By Everett Brazil III
The Southern Great Plains has seen a cool, wet spring, driven by El Nino conditions that led to record rainfall in May and hampering wheat harvest and crop planting. While the state typically dries out in summer, especially July and August, the National Weather Service is now forecasting a continuation of those same conditions through the summer, and potentially into the fall season.
According to the June-August 2019 forecast, all of Oklahoma is expected to see an increased risk of lower temperatures and increased rainfall.
“The majority of the long-range climate model should continue over the summer, and even into next winter,” said NWS meteorologist Phil Ware, Norman, Okla. “They are forecasting better chances of above-normal precipitation and below-normal temperatures for July-August. The entire Plains have a better chance of (temperatures) below normal, 70 percent, and 55-60 percent for fall.”

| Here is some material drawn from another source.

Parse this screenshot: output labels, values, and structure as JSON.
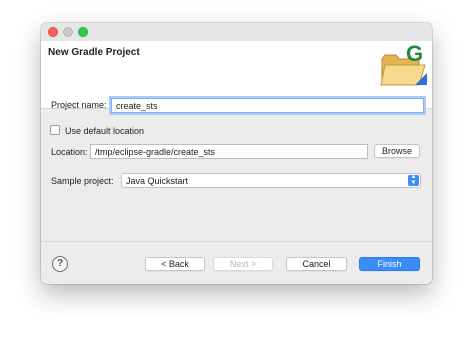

Southern Plains growers have already had problems from the weather. For one, warm season crops, such as cotton, corn, soybeans and sorghum, have been delayed in planting.
“When you look at a cooler, wetter summer, you have to look at things outside June and July, because we have been so much cooler and wetter in April and May. We are now having a lot of our crops go in later in the year, and so because of that, we have these late plantings,” said Josh Lofton, Oklahoma State University (OSU) Cropping Systems Extension Specialist, Stillwater. “We’re typically concerned with a hot, dry August.”
Weed pressure will likely be a problem in summer crop production, as the continued precipitation will be good for both crop and weed growth. Those same conditions may also make it difficult for weed control, as producers will have more difficulty getting into the field.
“Two big issues are weeds and trying to manage weeds,” Lofton said. “The bad thing about weeds is, they don’t have to be planted. I think weeds will be one of our biggest challenges.”
Weeds are not alone in negatively impacting the crops, as many diseases also favor cooler, wetter conditions, and could be more prevalent this season. Those weeds include rotting diseases for both stems and roots, Lofton said.
Read more in the July 2019 issue of Oklahoma Farm & Ranch.